AE1 along with HMAS AE2 were Australia's first submarines. AE1 and AE2 entered Sydney Harbour after an epic journey of 13,000 miles (20,800 kilometers) from England. The voyage took 83 days, of which 60 days were spent at sea. This shattered any previous record. The Times (London) declared it "manifestly the most remarkable voyage yet performed by a submarine."
Britain declared war against Germany on 4 August 1914 and the Australian fleet was dispatched to capture German Pacific Territories and destroy German warships. At 0700 on 14 September 1914 AE1 left Rabaul with orders to patrol east of Cape Gazelle. AE1 was seen off Duke of York Island in St George's Channel about 1520 hours but failed to return. A brief search occurred but there was no trace - no oil slick, no wreckage.
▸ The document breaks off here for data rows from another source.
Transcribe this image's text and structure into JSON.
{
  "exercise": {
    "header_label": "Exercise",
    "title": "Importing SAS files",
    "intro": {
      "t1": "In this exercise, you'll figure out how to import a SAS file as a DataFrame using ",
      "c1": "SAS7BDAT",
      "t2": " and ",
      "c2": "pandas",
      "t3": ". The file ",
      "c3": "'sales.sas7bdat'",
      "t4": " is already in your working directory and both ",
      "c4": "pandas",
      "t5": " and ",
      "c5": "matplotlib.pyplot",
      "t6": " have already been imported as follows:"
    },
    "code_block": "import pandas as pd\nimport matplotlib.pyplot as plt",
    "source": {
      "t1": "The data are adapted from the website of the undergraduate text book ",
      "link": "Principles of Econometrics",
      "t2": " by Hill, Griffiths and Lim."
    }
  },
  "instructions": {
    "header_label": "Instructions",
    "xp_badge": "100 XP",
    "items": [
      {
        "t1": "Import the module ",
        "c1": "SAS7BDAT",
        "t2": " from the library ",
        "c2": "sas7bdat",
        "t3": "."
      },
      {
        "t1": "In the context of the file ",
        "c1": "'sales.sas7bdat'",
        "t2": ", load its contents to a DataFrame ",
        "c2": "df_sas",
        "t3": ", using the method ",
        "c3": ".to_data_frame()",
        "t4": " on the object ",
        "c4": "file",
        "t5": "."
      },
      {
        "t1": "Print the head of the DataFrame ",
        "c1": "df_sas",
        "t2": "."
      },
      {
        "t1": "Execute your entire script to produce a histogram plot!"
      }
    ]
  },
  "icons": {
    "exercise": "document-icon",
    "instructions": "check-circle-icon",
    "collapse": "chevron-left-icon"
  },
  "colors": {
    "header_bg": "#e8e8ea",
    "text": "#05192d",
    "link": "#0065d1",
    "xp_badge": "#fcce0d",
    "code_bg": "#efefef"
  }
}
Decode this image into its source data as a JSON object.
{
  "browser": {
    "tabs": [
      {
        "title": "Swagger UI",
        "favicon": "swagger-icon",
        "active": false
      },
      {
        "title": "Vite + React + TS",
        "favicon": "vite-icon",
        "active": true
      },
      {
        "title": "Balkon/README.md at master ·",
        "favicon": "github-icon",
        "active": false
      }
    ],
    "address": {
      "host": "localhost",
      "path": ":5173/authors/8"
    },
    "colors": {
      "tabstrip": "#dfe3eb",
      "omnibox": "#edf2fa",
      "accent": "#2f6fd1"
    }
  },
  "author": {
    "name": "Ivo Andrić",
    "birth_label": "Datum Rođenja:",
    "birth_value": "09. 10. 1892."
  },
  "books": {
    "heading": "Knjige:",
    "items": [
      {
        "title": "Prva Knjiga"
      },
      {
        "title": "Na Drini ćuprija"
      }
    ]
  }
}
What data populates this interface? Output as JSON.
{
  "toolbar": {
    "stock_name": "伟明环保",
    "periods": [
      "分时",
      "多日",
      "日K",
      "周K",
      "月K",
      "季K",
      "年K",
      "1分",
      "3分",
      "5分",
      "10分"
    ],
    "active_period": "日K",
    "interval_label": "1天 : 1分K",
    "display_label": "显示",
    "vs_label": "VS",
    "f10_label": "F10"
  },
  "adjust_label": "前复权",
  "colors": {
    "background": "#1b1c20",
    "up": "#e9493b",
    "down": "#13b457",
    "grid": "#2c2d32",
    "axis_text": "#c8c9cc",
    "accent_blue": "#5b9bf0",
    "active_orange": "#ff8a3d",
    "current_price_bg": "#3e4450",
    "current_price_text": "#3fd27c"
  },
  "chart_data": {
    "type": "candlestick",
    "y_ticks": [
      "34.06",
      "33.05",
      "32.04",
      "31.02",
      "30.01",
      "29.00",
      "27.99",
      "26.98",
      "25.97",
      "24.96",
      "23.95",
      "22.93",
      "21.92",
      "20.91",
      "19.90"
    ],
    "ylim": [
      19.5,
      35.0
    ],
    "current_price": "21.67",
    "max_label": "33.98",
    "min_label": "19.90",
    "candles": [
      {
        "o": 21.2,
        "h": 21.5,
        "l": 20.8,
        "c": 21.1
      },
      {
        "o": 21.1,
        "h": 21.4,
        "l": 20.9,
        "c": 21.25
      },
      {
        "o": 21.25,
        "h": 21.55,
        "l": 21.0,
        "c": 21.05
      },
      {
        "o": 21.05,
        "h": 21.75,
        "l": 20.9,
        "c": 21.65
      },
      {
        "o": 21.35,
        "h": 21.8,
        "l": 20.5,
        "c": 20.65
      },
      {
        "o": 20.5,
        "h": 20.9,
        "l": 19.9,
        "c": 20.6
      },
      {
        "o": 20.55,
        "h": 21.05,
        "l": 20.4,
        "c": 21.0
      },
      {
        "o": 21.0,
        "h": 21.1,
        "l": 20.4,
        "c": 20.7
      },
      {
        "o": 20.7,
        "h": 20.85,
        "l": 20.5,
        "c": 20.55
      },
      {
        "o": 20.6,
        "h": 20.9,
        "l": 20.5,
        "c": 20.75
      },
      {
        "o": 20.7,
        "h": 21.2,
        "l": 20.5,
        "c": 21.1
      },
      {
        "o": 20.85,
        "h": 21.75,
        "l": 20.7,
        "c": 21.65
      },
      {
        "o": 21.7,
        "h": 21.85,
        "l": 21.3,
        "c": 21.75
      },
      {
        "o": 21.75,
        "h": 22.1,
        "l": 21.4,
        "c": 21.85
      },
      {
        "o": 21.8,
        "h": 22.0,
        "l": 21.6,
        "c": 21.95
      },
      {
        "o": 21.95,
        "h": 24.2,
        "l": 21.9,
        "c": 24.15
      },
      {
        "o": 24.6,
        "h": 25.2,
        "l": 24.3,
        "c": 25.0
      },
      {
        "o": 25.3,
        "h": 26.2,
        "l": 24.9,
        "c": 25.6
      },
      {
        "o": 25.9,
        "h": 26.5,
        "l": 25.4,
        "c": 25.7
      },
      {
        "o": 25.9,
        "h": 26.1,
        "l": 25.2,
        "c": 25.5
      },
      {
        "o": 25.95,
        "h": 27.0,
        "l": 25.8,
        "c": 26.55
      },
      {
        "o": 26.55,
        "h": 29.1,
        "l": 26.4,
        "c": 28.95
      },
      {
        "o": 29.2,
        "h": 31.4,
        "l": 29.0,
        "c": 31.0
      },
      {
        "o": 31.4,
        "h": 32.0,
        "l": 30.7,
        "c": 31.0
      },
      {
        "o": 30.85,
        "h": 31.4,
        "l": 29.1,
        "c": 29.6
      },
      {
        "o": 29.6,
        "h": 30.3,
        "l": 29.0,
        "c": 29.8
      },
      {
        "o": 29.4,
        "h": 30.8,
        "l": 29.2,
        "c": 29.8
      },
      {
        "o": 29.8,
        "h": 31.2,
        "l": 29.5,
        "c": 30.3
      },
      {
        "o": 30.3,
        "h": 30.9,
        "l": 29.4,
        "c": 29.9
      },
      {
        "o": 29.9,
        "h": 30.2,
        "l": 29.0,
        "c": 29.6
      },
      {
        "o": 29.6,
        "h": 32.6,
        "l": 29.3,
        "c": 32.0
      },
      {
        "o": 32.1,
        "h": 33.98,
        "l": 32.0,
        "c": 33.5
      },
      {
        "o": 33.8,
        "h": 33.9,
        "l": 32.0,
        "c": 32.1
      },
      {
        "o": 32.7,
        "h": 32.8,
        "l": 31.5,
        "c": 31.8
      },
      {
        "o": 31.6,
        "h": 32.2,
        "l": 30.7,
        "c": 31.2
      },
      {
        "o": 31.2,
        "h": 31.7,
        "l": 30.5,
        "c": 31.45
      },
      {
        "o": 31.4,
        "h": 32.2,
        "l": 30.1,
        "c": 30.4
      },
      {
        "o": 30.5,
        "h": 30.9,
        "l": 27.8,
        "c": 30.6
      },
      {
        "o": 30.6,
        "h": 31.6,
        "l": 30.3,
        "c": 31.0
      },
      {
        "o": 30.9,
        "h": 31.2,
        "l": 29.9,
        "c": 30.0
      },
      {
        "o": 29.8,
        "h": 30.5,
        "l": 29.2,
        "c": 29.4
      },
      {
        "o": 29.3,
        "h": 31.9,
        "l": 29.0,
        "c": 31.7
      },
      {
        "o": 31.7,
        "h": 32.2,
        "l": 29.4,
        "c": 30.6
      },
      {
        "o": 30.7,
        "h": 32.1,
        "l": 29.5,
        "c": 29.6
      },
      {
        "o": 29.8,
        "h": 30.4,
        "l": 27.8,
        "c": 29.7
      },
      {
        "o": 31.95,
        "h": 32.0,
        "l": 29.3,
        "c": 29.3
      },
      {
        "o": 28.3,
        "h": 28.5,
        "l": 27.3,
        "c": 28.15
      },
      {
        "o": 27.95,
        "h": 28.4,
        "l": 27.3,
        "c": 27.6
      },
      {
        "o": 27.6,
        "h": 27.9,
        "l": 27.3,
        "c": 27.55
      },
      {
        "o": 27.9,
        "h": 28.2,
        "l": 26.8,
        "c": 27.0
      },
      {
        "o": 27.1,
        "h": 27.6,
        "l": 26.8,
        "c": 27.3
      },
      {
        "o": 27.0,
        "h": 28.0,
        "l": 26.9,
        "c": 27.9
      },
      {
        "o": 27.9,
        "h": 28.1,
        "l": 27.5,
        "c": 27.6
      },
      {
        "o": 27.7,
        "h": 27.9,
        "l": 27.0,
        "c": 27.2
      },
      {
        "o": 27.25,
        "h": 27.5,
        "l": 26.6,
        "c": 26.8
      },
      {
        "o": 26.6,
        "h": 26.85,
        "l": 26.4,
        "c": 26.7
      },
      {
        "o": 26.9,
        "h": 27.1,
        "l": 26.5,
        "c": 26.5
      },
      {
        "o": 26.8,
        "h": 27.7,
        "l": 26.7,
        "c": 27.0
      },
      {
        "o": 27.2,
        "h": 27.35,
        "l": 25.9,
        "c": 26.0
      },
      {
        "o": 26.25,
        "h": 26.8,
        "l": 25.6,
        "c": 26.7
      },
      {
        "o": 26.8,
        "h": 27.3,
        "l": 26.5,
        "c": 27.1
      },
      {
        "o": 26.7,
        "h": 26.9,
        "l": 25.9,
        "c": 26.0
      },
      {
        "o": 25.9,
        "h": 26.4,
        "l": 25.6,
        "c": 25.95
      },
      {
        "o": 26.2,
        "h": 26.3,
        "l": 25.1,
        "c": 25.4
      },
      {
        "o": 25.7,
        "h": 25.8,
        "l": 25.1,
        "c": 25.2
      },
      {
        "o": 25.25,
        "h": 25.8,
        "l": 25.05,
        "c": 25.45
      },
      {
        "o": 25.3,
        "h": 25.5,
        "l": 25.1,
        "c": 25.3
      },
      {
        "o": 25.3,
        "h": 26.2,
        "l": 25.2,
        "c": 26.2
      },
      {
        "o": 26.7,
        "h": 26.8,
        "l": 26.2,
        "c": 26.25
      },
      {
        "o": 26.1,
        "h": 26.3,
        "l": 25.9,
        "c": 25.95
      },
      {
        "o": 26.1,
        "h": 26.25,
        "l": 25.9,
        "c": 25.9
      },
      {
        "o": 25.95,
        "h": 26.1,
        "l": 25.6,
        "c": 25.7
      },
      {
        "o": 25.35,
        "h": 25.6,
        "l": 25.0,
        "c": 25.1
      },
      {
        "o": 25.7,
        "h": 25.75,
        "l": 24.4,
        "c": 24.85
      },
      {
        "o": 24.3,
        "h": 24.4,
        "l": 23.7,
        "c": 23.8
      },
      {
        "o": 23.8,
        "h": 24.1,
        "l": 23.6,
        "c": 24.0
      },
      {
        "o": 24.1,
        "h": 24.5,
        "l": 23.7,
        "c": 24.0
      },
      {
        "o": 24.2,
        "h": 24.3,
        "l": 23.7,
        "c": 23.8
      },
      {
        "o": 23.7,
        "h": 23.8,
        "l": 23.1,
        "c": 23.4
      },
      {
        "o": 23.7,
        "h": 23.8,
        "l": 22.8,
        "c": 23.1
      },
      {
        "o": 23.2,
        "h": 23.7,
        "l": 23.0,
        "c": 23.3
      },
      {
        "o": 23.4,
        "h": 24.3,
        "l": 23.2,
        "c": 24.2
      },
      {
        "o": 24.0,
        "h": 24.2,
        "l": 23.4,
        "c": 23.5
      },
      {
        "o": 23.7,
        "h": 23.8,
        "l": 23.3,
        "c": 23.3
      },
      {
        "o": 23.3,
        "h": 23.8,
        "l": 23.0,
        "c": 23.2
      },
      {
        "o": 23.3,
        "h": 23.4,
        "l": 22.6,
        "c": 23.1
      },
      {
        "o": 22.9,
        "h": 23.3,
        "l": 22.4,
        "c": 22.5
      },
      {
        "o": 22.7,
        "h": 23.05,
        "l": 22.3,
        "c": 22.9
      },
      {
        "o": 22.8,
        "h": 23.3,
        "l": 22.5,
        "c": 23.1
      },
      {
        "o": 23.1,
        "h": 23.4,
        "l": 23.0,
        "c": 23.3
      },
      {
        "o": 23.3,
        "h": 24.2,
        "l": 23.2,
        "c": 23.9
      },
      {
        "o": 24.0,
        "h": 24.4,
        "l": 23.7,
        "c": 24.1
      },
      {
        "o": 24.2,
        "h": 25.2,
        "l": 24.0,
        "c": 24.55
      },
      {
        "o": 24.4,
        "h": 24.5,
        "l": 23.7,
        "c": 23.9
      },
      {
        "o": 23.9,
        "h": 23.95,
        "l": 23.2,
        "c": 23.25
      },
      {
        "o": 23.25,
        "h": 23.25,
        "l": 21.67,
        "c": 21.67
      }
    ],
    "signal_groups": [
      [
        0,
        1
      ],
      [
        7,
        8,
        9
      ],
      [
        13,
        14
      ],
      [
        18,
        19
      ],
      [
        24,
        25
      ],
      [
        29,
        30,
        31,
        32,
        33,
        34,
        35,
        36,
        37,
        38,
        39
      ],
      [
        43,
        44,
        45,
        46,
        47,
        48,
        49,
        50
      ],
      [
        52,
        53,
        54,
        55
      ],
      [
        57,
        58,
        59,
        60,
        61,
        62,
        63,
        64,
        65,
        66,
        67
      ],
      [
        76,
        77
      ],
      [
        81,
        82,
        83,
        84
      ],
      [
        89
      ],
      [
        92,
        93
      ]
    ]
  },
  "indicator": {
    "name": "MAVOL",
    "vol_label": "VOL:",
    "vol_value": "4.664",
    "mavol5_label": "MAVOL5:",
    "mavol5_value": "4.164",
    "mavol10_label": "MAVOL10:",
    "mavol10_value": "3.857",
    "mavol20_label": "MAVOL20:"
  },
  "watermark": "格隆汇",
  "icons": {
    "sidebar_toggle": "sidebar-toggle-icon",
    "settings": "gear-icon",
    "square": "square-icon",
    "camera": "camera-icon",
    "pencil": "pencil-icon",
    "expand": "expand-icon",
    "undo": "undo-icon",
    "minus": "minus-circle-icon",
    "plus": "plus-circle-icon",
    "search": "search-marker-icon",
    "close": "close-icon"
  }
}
A welcome address was given by Mr Sid Czabotar - President, Submarines Association Australia, WA Branch, followed by the service itself conducted by Submarine Force Chaplain Franco Siani. During the service Chaplain Siani honoured those that did not return and asked for a blessing for those that endured the grief of those lost. Similarly the Submariners' prayer was lead by Mr John Keating - President, Submariners Association, Australia Branch.
A commemorative address was delivered by Executive Officer of Collins Class submarine, HMAS Waller, which highlighted the legacy left behind by the loss of AE1 and reminded those present of why we should remember those lost.
"Today we remember the thirty five officers and sailors of our first submarine, the AE1, who died on this day in September one hundred and one years ago," he said.
"In today's modern digital age, when we know infinitely more about submarines and the undersea domain that they inhabit, it is truly difficult to appreciate the sheer courage and the resilience these people needed just to take their boats to sea, let alone to war.
"Having died in the first Royal Australian vessel to be lost at sea, the men of AE1 have a particular and permanent place in the nation's naval history. Their bravery lives on as a foundation stone for the standards and traditions of their professional descendants, the men and women of the Australian Submarine Arm."
The service was followed by a luncheon at the Sir James Stirling Mess.
Imagery is available on the Australian Defence Image Library at http://images.defence.gov.au/S20152704.